In full and without alteration, give the listing again.

── RECORDED DATA

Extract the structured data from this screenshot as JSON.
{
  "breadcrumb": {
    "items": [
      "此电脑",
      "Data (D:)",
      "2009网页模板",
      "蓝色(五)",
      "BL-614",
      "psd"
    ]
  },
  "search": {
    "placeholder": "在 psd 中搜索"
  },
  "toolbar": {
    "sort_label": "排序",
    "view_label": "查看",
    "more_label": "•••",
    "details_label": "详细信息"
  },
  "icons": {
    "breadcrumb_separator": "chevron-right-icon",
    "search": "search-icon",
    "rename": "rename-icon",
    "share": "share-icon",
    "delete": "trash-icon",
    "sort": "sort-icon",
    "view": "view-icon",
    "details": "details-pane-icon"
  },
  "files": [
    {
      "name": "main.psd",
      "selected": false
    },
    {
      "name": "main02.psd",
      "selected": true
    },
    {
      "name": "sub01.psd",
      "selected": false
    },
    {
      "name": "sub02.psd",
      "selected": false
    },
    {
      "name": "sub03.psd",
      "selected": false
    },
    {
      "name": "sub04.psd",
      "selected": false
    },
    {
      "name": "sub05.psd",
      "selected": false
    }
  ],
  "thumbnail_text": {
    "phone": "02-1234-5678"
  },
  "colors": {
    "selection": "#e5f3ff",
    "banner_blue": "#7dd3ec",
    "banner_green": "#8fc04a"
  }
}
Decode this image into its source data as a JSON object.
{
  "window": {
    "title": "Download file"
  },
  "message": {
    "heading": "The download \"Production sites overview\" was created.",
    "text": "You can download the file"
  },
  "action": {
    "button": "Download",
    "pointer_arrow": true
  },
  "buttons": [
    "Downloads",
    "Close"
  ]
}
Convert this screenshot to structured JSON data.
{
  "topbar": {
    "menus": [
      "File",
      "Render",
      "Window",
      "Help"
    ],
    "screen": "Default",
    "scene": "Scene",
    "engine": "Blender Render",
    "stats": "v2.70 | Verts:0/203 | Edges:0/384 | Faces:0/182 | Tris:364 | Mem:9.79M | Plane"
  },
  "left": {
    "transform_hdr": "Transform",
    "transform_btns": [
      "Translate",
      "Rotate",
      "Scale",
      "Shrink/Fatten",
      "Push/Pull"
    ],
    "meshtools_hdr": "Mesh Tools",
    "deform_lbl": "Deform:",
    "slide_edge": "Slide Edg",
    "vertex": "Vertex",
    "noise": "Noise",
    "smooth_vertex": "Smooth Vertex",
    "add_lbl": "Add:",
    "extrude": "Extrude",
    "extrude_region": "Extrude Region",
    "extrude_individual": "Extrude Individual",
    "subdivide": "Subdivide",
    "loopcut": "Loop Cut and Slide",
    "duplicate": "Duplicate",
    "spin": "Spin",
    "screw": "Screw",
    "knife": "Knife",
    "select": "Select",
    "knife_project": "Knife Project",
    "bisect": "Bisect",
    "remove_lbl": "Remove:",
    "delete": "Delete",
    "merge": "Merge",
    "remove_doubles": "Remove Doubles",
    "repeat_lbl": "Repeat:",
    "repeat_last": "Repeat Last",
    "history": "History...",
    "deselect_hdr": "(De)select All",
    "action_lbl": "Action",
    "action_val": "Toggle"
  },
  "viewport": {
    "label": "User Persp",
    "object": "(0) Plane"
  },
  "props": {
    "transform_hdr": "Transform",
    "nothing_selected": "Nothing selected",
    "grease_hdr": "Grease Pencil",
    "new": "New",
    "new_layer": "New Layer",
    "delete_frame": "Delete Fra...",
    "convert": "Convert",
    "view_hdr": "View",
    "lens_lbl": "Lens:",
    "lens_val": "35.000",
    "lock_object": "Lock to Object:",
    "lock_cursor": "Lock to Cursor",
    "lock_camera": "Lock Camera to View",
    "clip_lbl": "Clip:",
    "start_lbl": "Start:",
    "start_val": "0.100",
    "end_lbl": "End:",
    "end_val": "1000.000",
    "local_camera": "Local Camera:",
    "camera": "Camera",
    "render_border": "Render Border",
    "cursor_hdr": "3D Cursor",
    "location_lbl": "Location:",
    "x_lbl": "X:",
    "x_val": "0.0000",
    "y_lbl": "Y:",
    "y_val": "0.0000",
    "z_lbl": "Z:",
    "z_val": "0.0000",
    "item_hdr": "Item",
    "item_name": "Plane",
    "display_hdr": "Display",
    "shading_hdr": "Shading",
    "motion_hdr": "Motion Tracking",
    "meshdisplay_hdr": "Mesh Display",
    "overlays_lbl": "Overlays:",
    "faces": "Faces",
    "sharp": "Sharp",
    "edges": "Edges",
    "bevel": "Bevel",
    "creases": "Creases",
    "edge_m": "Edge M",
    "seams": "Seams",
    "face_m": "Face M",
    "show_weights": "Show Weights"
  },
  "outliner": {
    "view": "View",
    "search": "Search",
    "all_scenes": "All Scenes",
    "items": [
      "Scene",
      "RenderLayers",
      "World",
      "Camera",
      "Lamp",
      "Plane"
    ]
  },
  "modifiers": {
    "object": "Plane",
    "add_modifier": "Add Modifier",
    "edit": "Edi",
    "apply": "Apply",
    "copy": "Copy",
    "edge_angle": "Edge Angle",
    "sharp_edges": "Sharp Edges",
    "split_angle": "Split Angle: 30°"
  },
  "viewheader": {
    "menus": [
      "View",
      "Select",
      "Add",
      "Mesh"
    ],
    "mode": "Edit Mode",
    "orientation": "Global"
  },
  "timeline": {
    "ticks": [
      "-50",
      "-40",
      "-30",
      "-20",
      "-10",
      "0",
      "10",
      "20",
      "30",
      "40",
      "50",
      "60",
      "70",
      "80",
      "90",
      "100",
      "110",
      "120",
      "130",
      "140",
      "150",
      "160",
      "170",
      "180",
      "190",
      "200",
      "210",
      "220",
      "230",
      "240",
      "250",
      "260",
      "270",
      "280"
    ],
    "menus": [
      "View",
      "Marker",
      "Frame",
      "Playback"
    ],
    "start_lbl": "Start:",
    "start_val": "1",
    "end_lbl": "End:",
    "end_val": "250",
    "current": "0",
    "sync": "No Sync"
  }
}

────

**ANSWER BOX:**
Extract the structured data from this screenshot as JSON.
{
  "breadcrumb": {
    "items": [
      "此电脑",
      "Data (D:)",
      "2009网页模板",
      "蓝色(五)",
      "BL-614",
      "psd"
    ]
  },
  "search": {
    "placeholder": "在 psd 中搜索"
  },
  "toolbar": {
    "sort_label": "排序",
    "view_label": "查看",
    "more_label": "•••",
    "details_label": "详细信息"
  },
  "icons": {
    "breadcrumb_separator": "chevron-right-icon",
    "search": "search-icon",
    "rename": "rename-icon",
    "share": "share-icon",
    "delete": "trash-icon",
    "sort": "sort-icon",
    "view": "view-icon",
    "details": "details-pane-icon"
  },
  "files": [
    {
      "name": "main.psd",
      "selected": false
    },
    {
      "name": "main02.psd",
      "selected": true
    },
    {
      "name": "sub01.psd",
      "selected": false
    },
    {
      "name": "sub02.psd",
      "selected": false
    },
    {
      "name": "sub03.psd",
      "selected": false
    },
    {
      "name": "sub04.psd",
      "selected": false
    },
    {
      "name": "sub05.psd",
      "selected": false
    }
  ],
  "thumbnail_text": {
    "phone": "02-1234-5678"
  },
  "colors": {
    "selection": "#e5f3ff",
    "banner_blue": "#7dd3ec",
    "banner_green": "#8fc04a"
  }
}
Decode this image into its source data as a JSON object.
{
  "window": {
    "title": "Download file"
  },
  "message": {
    "heading": "The download \"Production sites overview\" was created.",
    "text": "You can download the file"
  },
  "action": {
    "button": "Download",
    "pointer_arrow": true
  },
  "buttons": [
    "Downloads",
    "Close"
  ]
}
Convert this screenshot to structured JSON data.
{
  "topbar": {
    "menus": [
      "File",
      "Render",
      "Window",
      "Help"
    ],
    "screen": "Default",
    "scene": "Scene",
    "engine": "Blender Render",
    "stats": "v2.70 | Verts:0/203 | Edges:0/384 | Faces:0/182 | Tris:364 | Mem:9.79M | Plane"
  },
  "left": {
    "transform_hdr": "Transform",
    "transform_btns": [
      "Translate",
      "Rotate",
      "Scale",
      "Shrink/Fatten",
      "Push/Pull"
    ],
    "meshtools_hdr": "Mesh Tools",
    "deform_lbl": "Deform:",
    "slide_edge": "Slide Edg",
    "vertex": "Vertex",
    "noise": "Noise",
    "smooth_vertex": "Smooth Vertex",
    "add_lbl": "Add:",
    "extrude": "Extrude",
    "extrude_region": "Extrude Region",
    "extrude_individual": "Extrude Individual",
    "subdivide": "Subdivide",
    "loopcut": "Loop Cut and Slide",
    "duplicate": "Duplicate",
    "spin": "Spin",
    "screw": "Screw",
    "knife": "Knife",
    "select": "Select",
    "knife_project": "Knife Project",
    "bisect": "Bisect",
    "remove_lbl": "Remove:",
    "delete": "Delete",
    "merge": "Merge",
    "remove_doubles": "Remove Doubles",
    "repeat_lbl": "Repeat:",
    "repeat_last": "Repeat Last",
    "history": "History...",
    "deselect_hdr": "(De)select All",
    "action_lbl": "Action",
    "action_val": "Toggle"
  },
  "viewport": {
    "label": "User Persp",
    "object": "(0) Plane"
  },
  "props": {
    "transform_hdr": "Transform",
    "nothing_selected": "Nothing selected",
    "grease_hdr": "Grease Pencil",
    "new": "New",
    "new_layer": "New Layer",
    "delete_frame": "Delete Fra...",
    "convert": "Convert",
    "view_hdr": "View",
    "lens_lbl": "Lens:",
    "lens_val": "35.000",
    "lock_object": "Lock to Object:",
    "lock_cursor": "Lock to Cursor",
    "lock_camera": "Lock Camera to View",
    "clip_lbl": "Clip:",
    "start_lbl": "Start:",
    "start_val": "0.100",
    "end_lbl": "End:",
    "end_val": "1000.000",
    "local_camera": "Local Camera:",
    "camera": "Camera",
    "render_border": "Render Border",
    "cursor_hdr": "3D Cursor",
    "location_lbl": "Location:",
    "x_lbl": "X:",
    "x_val": "0.0000",
    "y_lbl": "Y:",
    "y_val": "0.0000",
    "z_lbl": "Z:",
    "z_val": "0.0000",
    "item_hdr": "Item",
    "item_name": "Plane",
    "display_hdr": "Display",
    "shading_hdr": "Shading",
    "motion_hdr": "Motion Tracking",
    "meshdisplay_hdr": "Mesh Display",
    "overlays_lbl": "Overlays:",
    "faces": "Faces",
    "sharp": "Sharp",
    "edges": "Edges",
    "bevel": "Bevel",
    "creases": "Creases",
    "edge_m": "Edge M",
    "seams": "Seams",
    "face_m": "Face M",
    "show_weights": "Show Weights"
  },
  "outliner": {
    "view": "View",
    "search": "Search",
    "all_scenes": "All Scenes",
    "items": [
      "Scene",
      "RenderLayers",
      "World",
      "Camera",
      "Lamp",
      "Plane"
    ]
  },
  "modifiers": {
    "object": "Plane",
    "add_modifier": "Add Modifier",
    "edit": "Edi",
    "apply": "Apply",
    "copy": "Copy",
    "edge_angle": "Edge Angle",
    "sharp_edges": "Sharp Edges",
    "split_angle": "Split Angle: 30°"
  },
  "viewheader": {
    "menus": [
      "View",
      "Select",
      "Add",
      "Mesh"
    ],
    "mode": "Edit Mode",
    "orientation": "Global"
  },
  "timeline": {
    "ticks": [
      "-50",
      "-40",
      "-30",
      "-20",
      "-10",
      "0",
      "10",
      "20",
      "30",
      "40",
      "50",
      "60",
      "70",
      "80",
      "90",
      "100",
      "110",
      "120",
      "130",
      "140",
      "150",
      "160",
      "170",
      "180",
      "190",
      "200",
      "210",
      "220",
      "230",
      "240",
      "250",
      "260",
      "270",
      "280"
    ],
    "menus": [
      "View",
      "Marker",
      "Frame",
      "Playback"
    ],
    "start_lbl": "Start:",
    "start_val": "1",
    "end_lbl": "End:",
    "end_val": "250",
    "current": "0",
    "sync": "No Sync"
  }
}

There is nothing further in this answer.